Mutko calls silly information Infantino asks him not to run for RFU headSport January 22, 16:24
Seven parties to participate in Syrian talksWorld January 22, 9:54
Russia’s Pavlyuchenkova reaches Australian Open quarterfinalsSport January 22, 7:19
IBU Executive Board finds no grouns to suspend Russia's biathlon teamSport January 21, 22:53
Russia terrified watching monuments destroyed in Palmyra — culture ministerRussian Politics & Diplomacy January 21, 17:08
Russian bombers deliver successfully strikes on terrorists' facilities in SyriaWorld January 21, 15:39
BRUSSELS, August 27 (Itar-Tass) — There are no ground troops under NATO command in Libya and NATO does not intend to deploy them in this country, NATO spokeswoman Oana Lungescu said.
“There are no ground troops under NATO command in Libya, and NATO has absolutely no plans to deploy any ground troops as part of any possible future supporting role,” Lungescu told Itar-Tass on Saturday.
“NATO will continue to conduct air operations in full compliance with its UN mandate until the attacks and threats against civilians stop. Our mission will continue for as long as necessary to get the job done - but not a minute longer,” the NATO spokeswoman said.
She stressed, “NATO Allies and contributing partners agreed that is for the UN to take the leading role in assisting the people of Libya in the post-Gaddafi era.”
In her words, “No decision has been taken, but NATO can play a supporting role, if needed and requested.”
Earlier, NATO Secretary-General Anders Fogh Rasmussen told BBC, “There will be no NATO boots on the ground.” “We have been mandated to do air policing, to enforce an arms embargo, to take all necessary measures to protect civilians and we conduct operations from the air and at sea but we have no intention whatsoever to put boots on the ground.”
Commenting on NATO’s possible contribution to security after the completion of military actions in Libya, Admiral Giampaolo Di Paola, chairman of NATO’s Military Committee, told Euronews: “We don’t see, or to be more exact we exclude, the possibility of ground troops under NATO command, even in the post-Gaddafi period.”
In his words, NATO “has committed its willingness to a role, not of guidance but of support”. “It’s up to the National Transition Council – who will be the legitimate Libyan authority post-Gaddafi – and the UN to define what kind of assistance will be necessary,” the Admiral said.

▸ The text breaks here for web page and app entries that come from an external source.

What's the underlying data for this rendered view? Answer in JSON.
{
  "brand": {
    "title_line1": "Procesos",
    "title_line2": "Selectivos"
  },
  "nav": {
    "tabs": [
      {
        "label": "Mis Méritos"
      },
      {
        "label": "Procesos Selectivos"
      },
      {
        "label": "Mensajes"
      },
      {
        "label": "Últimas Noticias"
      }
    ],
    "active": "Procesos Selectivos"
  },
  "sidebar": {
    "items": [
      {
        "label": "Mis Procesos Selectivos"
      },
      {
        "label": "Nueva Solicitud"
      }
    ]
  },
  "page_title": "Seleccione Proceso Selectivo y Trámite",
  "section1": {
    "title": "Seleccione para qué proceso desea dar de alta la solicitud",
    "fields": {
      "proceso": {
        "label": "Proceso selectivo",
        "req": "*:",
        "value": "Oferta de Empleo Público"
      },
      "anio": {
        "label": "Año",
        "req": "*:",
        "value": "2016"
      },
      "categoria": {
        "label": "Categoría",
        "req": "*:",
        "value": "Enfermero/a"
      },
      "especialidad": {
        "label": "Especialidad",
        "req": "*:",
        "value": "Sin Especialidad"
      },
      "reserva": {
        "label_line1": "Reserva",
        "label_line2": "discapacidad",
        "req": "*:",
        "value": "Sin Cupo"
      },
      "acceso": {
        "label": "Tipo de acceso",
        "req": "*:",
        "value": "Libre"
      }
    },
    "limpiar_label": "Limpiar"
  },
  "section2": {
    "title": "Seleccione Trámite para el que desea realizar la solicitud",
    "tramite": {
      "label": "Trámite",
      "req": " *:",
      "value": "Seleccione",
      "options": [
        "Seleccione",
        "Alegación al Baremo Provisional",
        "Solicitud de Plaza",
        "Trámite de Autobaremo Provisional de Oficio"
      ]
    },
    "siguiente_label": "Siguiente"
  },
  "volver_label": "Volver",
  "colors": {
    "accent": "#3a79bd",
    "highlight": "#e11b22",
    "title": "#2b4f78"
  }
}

“I underline that NATO has already worked in other countries to secure areas where there have been dangerous weapons. We have the expertise, if requested we could deliver that expertise,” he stressed.